Into the Subway, and ride the A train right up to the last stop!



It’s a pretty colourful neighbourhood!



I save the company heaps of money and have a cheese pocket for lunch from the Dominican street vendor, straight out of the hot oil



We do our trade call, then high tail it back down to Manhattan for the staff training and consumer session at Burke & Wills – the fab Australian outpost on the Upper West Side – do not let this mild mannered facade fool you! As you come in from the street, first an intimate wine and cocktail bar…..continue down the wool pack lined corridor to a hidden gorgeous atrium dining room…join the Manhattan Cricket Club, and gain access through that dark leather studded door to the staircase and the series of four “wine and cocktail salons” upstairs. Yes folks, best kept secret in Manhattan! And we love them!



Look for this window at 226 West 79th Street – between Amsterdam and Broadway – and tell them we sent you!

OK – I have to go, as we’re doing a Viognier Breakfast this morning, and I’m out of La Guardia on Southwest this afternoon….for Albuquerque, New Mexico

See ya New York – no more Derek Jeter in that cling on uniform at shortstop – City …….love Ya heaps
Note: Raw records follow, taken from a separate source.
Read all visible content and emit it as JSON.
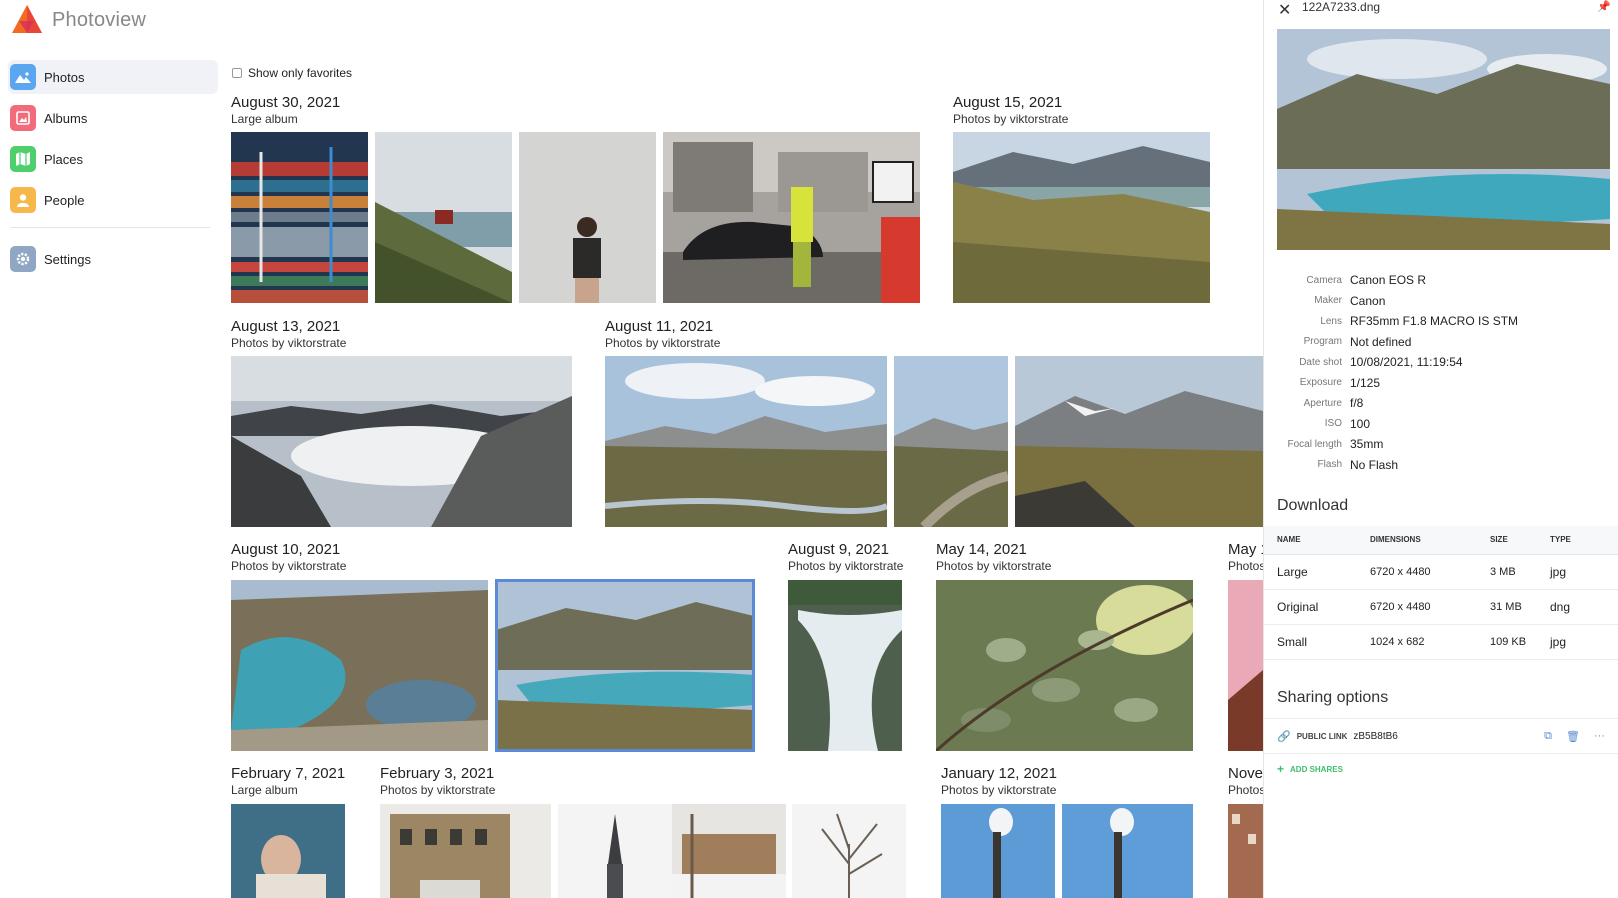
{
  "app": {
    "name": "Photoview"
  },
  "sidebar": {
    "items": [
      {
        "label": "Photos",
        "icon": "photos-icon",
        "color": "#5aa7f0"
      },
      {
        "label": "Albums",
        "icon": "albums-icon",
        "color": "#f26b7a"
      },
      {
        "label": "Places",
        "icon": "places-icon",
        "color": "#4fcf6c"
      },
      {
        "label": "People",
        "icon": "people-icon",
        "color": "#f7b84b"
      }
    ],
    "settings": {
      "label": "Settings",
      "icon": "gear-icon",
      "color": "#8fa7c2"
    }
  },
  "filter": {
    "label": "Show only favorites"
  },
  "groups": [
    {
      "date": "August 30, 2021",
      "subtitle": "Large album"
    },
    {
      "date": "August 15, 2021",
      "subtitle": "Photos by viktorstrate"
    },
    {
      "date": "August 13, 2021",
      "subtitle": "Photos by viktorstrate"
    },
    {
      "date": "August 11, 2021",
      "subtitle": "Photos by viktorstrate"
    },
    {
      "date": "August 10, 2021",
      "subtitle": "Photos by viktorstrate"
    },
    {
      "date": "August 9, 2021",
      "subtitle": "Photos by viktorstrate"
    },
    {
      "date": "May 14, 2021",
      "subtitle": "Photos by viktorstrate"
    },
    {
      "date": "May 1",
      "subtitle": "Photos"
    },
    {
      "date": "February 7, 2021",
      "subtitle": "Large album"
    },
    {
      "date": "February 3, 2021",
      "subtitle": "Photos by viktorstrate"
    },
    {
      "date": "January 12, 2021",
      "subtitle": "Photos by viktorstrate"
    },
    {
      "date": "Nove",
      "subtitle": "Photos"
    }
  ],
  "detail": {
    "filename": "122A7233.dng",
    "exif": [
      {
        "key": "Camera",
        "value": "Canon EOS R"
      },
      {
        "key": "Maker",
        "value": "Canon"
      },
      {
        "key": "Lens",
        "value": "RF35mm F1.8 MACRO IS STM"
      },
      {
        "key": "Program",
        "value": "Not defined"
      },
      {
        "key": "Date shot",
        "value": "10/08/2021, 11:19:54"
      },
      {
        "key": "Exposure",
        "value": "1/125"
      },
      {
        "key": "Aperture",
        "value": "f/8"
      },
      {
        "key": "ISO",
        "value": "100"
      },
      {
        "key": "Focal length",
        "value": "35mm"
      },
      {
        "key": "Flash",
        "value": "No Flash"
      }
    ],
    "download": {
      "heading": "Download",
      "columns": [
        "NAME",
        "DIMENSIONS",
        "SIZE",
        "TYPE"
      ],
      "rows": [
        {
          "name": "Large",
          "dimensions": "6720 x 4480",
          "size": "3 MB",
          "type": "jpg"
        },
        {
          "name": "Original",
          "dimensions": "6720 x 4480",
          "size": "31 MB",
          "type": "dng"
        },
        {
          "name": "Small",
          "dimensions": "1024 x 682",
          "size": "109 KB",
          "type": "jpg"
        }
      ]
    },
    "sharing": {
      "heading": "Sharing options",
      "link_label": "PUBLIC LINK",
      "link_code": "zB5B8tB6",
      "add_label": "ADD SHARES"
    }
  }
}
Crab town to the Big Apple

9.24pm, Sunday 15th March, 10th Ave between 41st & 42nd, Hells Kitchen, Manhattan, New York City, NY, USA

Evening folks, it’s seriously chilly here in New York, and blowing an absolutely icy gale just as an added extra! I said goodbye to Crabtown this morning and rode the Amtrak train ‘the Northeast Regional’ up to New York. 



I even managed to plough through the stack of accumulated receipts – accountants are running the world – and I write a story on the back of each one so that it all makes sense and then gets balanced  up. This is the glamorous stuff folks – like doing the washing in the hand basin, and drinking scalding hot coffee from truck stops late at night driving home from events – we did that last night after our wine class with the lovely folks at Stateline Liquors, Elkton, MD.



Any rate, made it to Penn Station, NYC – then across to Hells Kitchen – my favourite place to stay in Manhattan – and this trip I’m staying in the new ‘Yotel’ for the first time. It’s a very edgy idea – each room is called a ‘cabin’ and it’s like staying in a cruise ship. One that doesn’t pitch and roll, so that’s a good thing. Everything is very compact and streamlined, the shower cubicle and toilet are all in the same four walls as the bed, but it works for me. If you’re lucky enough to be in the Big Apple – for work or pleasure – I reckon  your room is for sleeping and storing your stuff. And here at the Yotel, I’m as happy as a clam with my cabin for the next 3 nights.

PS You press a button and the bed slides down and locks flat.



I did the usual thing that I do first when I get into New York – into the subway to buy my Metpass – it’s the  keys to the city – and all its public transit. Then I went up to Harlem, as I’ve only ever been up there once before, and met up with our gal who looks after this part of the world for us – for an early dinner at the legendary home of soulfood “Sylvia’s”. Here’s me wandering down 125th street…

















So it’s lights out early for me now, as we’ve got a very big day out and about in New Jersey first and then back in Manhattan. See you when it’s  Monday